■ PROBLEM: Identify, in the records below, every line where the string "Yüzdesi" appears, and copy each such line.

■ RECORDS FOR THIS EXERCISE:
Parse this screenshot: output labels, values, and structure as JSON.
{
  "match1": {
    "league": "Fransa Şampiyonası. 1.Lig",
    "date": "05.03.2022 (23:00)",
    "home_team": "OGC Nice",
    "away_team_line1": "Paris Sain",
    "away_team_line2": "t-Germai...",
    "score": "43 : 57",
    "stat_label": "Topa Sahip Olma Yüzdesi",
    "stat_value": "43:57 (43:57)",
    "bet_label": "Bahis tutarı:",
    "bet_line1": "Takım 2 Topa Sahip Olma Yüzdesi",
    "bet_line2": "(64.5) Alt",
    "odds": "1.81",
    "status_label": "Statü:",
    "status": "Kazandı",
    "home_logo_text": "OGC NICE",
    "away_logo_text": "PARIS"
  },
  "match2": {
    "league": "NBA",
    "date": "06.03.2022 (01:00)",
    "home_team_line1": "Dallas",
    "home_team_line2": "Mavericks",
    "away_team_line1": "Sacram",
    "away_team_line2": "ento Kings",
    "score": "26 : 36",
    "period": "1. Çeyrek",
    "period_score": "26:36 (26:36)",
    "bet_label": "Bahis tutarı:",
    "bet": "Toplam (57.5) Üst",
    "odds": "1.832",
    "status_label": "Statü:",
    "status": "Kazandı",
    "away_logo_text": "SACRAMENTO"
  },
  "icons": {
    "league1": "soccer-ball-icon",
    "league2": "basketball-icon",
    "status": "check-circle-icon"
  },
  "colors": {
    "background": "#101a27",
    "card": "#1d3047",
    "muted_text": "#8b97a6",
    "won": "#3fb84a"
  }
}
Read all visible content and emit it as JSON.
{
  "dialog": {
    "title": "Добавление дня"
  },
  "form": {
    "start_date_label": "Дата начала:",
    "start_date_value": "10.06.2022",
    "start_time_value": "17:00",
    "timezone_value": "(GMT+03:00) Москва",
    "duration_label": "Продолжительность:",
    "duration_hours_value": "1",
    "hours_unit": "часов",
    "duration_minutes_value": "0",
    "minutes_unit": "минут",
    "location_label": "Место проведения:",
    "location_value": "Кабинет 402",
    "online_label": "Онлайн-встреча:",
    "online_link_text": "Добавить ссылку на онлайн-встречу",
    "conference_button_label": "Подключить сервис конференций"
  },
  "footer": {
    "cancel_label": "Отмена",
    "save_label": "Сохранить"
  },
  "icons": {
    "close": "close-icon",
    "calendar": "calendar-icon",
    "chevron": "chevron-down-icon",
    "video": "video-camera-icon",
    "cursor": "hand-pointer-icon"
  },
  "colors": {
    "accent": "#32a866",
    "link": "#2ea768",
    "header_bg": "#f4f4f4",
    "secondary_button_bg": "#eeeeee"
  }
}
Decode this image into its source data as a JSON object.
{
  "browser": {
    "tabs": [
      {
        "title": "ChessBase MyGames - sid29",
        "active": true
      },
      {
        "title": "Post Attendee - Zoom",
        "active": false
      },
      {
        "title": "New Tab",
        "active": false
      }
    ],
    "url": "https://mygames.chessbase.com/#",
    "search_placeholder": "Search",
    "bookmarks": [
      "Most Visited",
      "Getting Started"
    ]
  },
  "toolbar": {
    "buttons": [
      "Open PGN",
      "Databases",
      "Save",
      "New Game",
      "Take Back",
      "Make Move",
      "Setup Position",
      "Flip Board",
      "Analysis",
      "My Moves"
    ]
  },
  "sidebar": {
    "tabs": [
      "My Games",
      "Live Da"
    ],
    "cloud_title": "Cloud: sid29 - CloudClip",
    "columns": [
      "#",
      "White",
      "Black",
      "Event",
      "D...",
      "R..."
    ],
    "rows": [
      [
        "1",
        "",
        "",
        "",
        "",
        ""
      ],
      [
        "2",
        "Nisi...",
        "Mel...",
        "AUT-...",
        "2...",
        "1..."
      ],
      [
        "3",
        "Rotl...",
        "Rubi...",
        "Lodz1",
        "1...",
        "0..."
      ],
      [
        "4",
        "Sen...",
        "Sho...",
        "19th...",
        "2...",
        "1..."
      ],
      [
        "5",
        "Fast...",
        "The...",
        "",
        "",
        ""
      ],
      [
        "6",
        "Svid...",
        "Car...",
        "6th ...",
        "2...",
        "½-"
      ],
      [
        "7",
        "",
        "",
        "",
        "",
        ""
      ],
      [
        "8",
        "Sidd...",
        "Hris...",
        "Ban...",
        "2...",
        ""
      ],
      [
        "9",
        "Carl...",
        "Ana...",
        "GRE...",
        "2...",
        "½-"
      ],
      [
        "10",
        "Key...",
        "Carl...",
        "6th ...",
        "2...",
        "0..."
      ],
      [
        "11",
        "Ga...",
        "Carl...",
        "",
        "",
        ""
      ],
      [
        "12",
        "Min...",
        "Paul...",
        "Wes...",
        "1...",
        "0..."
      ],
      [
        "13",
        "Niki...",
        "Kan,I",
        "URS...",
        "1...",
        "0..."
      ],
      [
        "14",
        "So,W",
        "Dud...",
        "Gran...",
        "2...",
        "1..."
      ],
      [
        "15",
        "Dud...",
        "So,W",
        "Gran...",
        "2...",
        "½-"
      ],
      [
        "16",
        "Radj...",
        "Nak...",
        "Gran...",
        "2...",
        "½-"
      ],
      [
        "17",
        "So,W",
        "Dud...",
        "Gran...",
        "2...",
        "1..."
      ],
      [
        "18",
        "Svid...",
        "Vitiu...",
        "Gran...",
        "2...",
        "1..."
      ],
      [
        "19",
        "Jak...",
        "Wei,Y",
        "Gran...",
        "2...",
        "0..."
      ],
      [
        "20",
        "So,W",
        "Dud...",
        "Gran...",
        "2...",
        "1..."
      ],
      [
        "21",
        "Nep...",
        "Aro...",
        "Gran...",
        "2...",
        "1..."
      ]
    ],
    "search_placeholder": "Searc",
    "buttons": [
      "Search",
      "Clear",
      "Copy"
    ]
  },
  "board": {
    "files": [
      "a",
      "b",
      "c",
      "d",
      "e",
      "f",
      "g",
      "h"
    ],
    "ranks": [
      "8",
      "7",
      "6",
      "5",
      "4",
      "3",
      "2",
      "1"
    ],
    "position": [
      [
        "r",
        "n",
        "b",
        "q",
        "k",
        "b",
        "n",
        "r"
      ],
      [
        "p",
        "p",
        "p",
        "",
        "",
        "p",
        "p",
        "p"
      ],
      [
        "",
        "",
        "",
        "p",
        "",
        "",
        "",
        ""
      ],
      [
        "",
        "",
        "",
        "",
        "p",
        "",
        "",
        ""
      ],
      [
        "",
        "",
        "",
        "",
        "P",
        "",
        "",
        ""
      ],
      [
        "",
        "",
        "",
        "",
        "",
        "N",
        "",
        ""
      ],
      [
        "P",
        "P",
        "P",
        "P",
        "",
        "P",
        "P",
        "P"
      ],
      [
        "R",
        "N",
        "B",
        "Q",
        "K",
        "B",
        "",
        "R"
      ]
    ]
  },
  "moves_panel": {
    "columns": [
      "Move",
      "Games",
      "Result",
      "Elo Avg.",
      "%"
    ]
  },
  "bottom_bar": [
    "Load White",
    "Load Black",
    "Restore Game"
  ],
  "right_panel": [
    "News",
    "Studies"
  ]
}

■ EXERCISE RESPONSE:
    "stat_label": "Topa Sahip Olma Yüzdesi",
    "bet_line1": "Takım 2 Topa Sahip Olma Yüzdesi",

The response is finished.